BOSTON. For many years one of the most visited sites in this city full of tourist attractions was Filene’s Basement, the off-price retailer where men’s and women’s clothes that other stores couldn’t sell were displayed without ceremony and sold at deep discounts. “It appealed to a New Englander’s sense of thrift,” says Omar Hayes, a professor of history at Brandeis University. “‘Thrift’ is code for ‘cheap,’” he adds.
But “The Basement,” as it was known to locals, closed its flagship downtown location in 2007, leaving its annual “Running of the Brides” sale without a home.
That misfortunate end inspired wedding planner Desmond Hathaway to suggest a make-over for the event, at which women race to grab gowns marked down by 50% or more. “I thought we could turn it into a fund-raiser for my charity, the ‘Left-at-the-Altar Foundation,’” which he says re-locates brides and grooms who are stood up on their wedding days to a different town where they can start over. “You have no idea how it can stigmatize you to be left at the altar,” he says, his eyes glistening as he fights back tears. “Also, the father of the bride will sometimes try and stiff me, and the foundation has been very supportive of me, my work, and my need to get away from Boston to someplace warm in the winter.”
He modeled the re-branded event on the Running of the Bulls in Pamplona, Spain, challenging Boston’s bachelors to take to the streets to see if they could outrun women whom they have dated and then dropped or disappointed in one way or another over the years. “It’s for a good cause,” says Tim Hampy, last year’s first-place finisher. “The guy who makes it to a singles bar in Quincy Market first without being caught wins the pot, net of Twinkle-Toe’s expenses,” he explains, nodding his head in Hathaway’s direction.
Among the bachelors who have paid the $75 entry fee are Jim Ornwald, a graduate student working on his third masters degree, and Hampy, a roue who has cut a wide swath through the downtown “yuppie” scene. “I try very hard to let women down easy,” he says with a look of manufactured sympathy on his face. “If I run into them at a club when I’m with another woman, I always remember to say ‘I’m sorry I’ve been neglecting our friendship’ or something quasi-sensitive like that.”

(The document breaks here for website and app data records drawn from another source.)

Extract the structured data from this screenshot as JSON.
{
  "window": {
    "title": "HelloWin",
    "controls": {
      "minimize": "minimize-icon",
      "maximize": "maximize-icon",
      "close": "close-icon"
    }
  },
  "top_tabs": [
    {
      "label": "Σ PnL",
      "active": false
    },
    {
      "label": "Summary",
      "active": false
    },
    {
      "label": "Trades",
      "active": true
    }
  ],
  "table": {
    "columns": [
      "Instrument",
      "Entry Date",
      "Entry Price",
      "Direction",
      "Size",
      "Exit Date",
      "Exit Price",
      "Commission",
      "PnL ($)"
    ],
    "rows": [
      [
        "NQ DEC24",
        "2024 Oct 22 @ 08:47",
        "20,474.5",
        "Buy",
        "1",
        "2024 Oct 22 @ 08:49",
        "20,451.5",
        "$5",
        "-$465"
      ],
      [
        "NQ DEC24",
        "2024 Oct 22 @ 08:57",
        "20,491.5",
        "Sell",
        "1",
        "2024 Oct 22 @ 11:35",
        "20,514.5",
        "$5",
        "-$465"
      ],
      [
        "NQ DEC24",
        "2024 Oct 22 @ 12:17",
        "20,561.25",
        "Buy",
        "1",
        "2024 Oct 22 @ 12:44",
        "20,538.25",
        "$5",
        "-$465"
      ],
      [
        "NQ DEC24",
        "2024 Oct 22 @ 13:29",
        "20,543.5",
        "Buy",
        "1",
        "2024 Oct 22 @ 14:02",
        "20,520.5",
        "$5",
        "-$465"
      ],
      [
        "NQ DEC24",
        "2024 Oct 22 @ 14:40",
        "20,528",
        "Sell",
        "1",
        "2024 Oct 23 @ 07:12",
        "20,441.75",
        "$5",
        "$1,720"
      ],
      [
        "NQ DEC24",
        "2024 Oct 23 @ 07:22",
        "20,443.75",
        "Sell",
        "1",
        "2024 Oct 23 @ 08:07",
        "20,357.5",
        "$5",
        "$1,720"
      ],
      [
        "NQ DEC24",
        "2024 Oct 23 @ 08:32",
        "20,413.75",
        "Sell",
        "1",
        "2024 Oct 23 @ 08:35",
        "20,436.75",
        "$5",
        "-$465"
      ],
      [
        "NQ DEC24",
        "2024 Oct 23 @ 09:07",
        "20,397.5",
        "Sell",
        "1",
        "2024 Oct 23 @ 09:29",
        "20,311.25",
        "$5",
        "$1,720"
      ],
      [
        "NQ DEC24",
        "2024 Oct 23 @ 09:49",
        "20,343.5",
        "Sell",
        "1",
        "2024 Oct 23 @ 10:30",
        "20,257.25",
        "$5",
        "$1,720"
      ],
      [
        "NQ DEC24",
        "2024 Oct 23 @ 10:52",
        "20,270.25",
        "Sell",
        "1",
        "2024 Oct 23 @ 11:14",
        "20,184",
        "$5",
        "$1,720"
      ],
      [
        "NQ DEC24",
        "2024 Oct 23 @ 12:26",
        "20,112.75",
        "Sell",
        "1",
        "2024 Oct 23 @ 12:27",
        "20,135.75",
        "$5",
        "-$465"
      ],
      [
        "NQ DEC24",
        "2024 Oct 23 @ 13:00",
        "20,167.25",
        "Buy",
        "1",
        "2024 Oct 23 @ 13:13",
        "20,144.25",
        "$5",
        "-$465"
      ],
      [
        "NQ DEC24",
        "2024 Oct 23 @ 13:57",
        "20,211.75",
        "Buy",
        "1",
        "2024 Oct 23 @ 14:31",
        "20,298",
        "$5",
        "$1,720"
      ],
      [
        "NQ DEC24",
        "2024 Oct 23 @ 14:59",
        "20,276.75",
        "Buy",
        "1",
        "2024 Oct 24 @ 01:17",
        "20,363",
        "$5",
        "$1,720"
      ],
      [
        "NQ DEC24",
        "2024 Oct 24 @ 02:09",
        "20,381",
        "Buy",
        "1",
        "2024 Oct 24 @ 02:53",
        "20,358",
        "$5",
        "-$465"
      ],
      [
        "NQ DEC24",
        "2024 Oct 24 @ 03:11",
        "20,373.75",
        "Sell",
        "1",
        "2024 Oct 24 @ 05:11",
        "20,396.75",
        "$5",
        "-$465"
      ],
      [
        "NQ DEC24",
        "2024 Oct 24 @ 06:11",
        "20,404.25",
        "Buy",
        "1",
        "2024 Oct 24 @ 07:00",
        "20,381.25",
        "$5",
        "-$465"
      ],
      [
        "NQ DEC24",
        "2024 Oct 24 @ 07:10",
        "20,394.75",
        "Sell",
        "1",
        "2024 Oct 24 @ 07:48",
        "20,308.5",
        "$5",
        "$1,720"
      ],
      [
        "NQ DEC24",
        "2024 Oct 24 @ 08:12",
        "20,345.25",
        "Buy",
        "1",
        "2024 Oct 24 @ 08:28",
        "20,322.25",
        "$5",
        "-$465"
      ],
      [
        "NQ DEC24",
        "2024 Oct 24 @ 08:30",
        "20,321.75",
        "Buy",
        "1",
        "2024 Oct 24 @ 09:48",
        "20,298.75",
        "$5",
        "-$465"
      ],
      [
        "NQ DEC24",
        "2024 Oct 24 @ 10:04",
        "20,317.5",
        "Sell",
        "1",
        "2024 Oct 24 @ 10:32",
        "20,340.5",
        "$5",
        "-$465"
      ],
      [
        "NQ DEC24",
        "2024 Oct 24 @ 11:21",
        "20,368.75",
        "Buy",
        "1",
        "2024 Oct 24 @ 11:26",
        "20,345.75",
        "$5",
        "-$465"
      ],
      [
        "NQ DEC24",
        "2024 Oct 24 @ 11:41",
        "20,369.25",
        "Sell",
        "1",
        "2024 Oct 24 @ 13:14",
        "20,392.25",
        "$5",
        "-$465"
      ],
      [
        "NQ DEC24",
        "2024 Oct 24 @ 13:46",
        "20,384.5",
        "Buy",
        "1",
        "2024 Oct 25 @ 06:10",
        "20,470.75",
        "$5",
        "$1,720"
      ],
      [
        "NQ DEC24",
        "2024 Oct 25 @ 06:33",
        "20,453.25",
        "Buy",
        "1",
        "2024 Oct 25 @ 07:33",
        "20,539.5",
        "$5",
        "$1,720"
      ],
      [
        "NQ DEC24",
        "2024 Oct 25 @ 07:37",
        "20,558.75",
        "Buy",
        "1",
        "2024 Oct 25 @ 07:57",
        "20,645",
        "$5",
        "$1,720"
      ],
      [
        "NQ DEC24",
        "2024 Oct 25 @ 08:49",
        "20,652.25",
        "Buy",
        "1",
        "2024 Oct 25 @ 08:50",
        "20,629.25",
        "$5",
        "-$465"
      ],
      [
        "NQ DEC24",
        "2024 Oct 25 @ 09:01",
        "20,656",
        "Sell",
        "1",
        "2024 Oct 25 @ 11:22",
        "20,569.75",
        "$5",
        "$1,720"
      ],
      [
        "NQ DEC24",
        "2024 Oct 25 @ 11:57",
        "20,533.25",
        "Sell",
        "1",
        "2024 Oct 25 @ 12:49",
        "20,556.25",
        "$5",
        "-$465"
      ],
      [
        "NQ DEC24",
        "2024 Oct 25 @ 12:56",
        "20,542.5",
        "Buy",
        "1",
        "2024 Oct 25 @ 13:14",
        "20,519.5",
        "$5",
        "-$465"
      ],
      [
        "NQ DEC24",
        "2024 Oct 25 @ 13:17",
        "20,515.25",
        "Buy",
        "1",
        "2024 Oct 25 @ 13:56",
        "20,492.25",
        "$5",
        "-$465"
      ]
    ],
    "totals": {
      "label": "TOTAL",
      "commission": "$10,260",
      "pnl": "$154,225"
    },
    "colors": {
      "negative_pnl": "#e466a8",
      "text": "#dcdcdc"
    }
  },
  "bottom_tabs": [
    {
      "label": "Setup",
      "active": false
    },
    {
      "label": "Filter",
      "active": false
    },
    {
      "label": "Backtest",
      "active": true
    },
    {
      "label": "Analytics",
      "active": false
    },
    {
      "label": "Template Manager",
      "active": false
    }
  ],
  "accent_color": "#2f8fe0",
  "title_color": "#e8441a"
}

“You hold him, I’ll hit him!”
After the women have chosen their gowns, they line up with the men twenty yards ahead of them. Margie Tabor, who was unceremoniously dumped by Hampy after she developed a pimple on her chin in 2012, works her way to the front of the crowd like an Ethiopian marathoner, intent on breaking a world record.
“He can run, but he can’t hide,” she says, her well-toned calves peeking out from under the hem of her tulle and crinoline outfit. “I’ve been training for six months to hunt him down like a dog.”
Ornwald, on the other hand, would like to be caught. “I find it hard to meet women,” the self-described introvert says. “I need to carry 3 x 5″ index cards with me wherever I go, in case I think of something I could use in my dissertation someday. Those little file boxes, as handy as they are, don’t project a very romantic image.”
The starter calls out “On your mark–get set” and shoots off his pistol, sending the men around the corner to Washington Street with the women in hot pursuit. Ornwald slows to a trot, hoping he will be overrun and crushed beneath a cloud of Vera Wang perfume, but the women, sensing his desperation, stride past him in the hope of catching a man with a lower student loan balance to pay off. He stumbles as Julie Furman, a management trainee at Lord & Taylor, bumps into him, and sprawls to the ground.
“I’m sorry,” she says, and a flood of sympathy causes her to overlook his unfashionable outfit; blue jeans, black Converse All-Star low-cut sneakers and a ripped “Star Wars” t-shirt. She dabs at a cut on his head with an Elizabeth Grady moisturizing pad that she takes from her purse. “You know, you have nice skin, but you need to take better care of it.”
Meanwhile, Hampy has escaped down Milk Street and turns onto Congress Street. He has only two blocks to go to the finish line at Clarke’s, a singles bar, and he has a fifty-yard lead on the pack of female runners. “This is a day at the beach,” he says to himself before he is blindsided by Tabor, who knows a long-abandoned cut-through from her days working for a large mutual fund.
She takes him down with the brutal efficiency of a linebacker and drags him back into an alley, where he cowers beneath her as she pulls down his pants.
“Wh-what are you going to do to me?” he asks, a look of abject fear on his face.
“The worst thing I can imagine,” she says with a bitter smile. “Brazilian bikini wax.”
Available in print and Kindle formats on amazon.com as part of the collection “Boston Baroques.”